[Exercise data — start]
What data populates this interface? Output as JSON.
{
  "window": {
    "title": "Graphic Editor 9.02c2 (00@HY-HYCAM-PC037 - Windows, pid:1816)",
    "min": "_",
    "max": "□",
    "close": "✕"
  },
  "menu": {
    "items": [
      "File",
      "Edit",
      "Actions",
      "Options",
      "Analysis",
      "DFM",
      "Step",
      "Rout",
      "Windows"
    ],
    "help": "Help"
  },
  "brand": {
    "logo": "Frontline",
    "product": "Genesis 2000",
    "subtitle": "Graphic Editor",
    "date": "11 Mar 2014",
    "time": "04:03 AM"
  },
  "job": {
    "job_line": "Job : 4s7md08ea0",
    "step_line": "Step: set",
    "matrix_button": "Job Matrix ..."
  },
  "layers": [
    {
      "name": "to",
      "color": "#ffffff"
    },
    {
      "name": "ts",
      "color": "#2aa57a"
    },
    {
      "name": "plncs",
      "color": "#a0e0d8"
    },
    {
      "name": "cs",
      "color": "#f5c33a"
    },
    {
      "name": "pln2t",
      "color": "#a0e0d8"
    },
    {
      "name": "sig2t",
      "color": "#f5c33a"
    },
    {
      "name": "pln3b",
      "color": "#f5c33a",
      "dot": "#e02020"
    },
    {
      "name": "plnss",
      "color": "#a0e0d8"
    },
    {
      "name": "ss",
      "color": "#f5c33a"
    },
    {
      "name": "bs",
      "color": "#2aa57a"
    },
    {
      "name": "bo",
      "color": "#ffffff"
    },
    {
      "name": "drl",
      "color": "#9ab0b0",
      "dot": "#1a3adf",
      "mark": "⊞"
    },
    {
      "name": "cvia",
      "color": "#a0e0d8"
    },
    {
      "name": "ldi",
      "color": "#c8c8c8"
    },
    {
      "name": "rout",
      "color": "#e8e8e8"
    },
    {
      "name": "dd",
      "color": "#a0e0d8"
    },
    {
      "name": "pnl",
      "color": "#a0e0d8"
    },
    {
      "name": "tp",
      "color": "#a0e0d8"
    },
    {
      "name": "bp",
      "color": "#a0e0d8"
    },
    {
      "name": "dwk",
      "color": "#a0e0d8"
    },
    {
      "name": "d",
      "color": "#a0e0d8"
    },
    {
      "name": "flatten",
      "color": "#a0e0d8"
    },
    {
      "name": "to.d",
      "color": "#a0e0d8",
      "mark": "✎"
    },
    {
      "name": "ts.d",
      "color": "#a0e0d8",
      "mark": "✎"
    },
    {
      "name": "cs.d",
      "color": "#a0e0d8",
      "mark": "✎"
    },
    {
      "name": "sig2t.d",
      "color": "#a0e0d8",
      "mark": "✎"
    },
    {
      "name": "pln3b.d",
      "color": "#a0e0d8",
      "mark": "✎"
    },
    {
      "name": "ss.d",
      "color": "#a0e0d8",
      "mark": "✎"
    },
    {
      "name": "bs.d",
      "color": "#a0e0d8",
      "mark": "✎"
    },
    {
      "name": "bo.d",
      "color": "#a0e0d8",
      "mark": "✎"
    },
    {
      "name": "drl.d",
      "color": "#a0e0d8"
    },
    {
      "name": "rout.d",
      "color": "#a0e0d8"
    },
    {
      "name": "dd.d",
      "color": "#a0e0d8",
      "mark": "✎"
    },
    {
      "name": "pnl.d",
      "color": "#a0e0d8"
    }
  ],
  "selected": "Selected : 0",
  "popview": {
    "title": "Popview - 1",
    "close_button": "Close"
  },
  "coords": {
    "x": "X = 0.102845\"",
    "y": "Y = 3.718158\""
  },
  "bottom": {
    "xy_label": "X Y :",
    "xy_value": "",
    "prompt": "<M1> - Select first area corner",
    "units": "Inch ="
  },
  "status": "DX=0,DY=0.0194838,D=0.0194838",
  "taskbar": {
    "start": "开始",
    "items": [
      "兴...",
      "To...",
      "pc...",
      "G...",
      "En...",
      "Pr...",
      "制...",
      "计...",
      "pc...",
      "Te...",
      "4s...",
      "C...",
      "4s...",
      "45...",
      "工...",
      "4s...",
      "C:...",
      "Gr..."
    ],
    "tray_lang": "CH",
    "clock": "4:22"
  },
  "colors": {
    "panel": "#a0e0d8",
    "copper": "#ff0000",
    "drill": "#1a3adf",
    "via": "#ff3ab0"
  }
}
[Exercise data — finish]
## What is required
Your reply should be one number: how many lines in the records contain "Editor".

## Task answer
2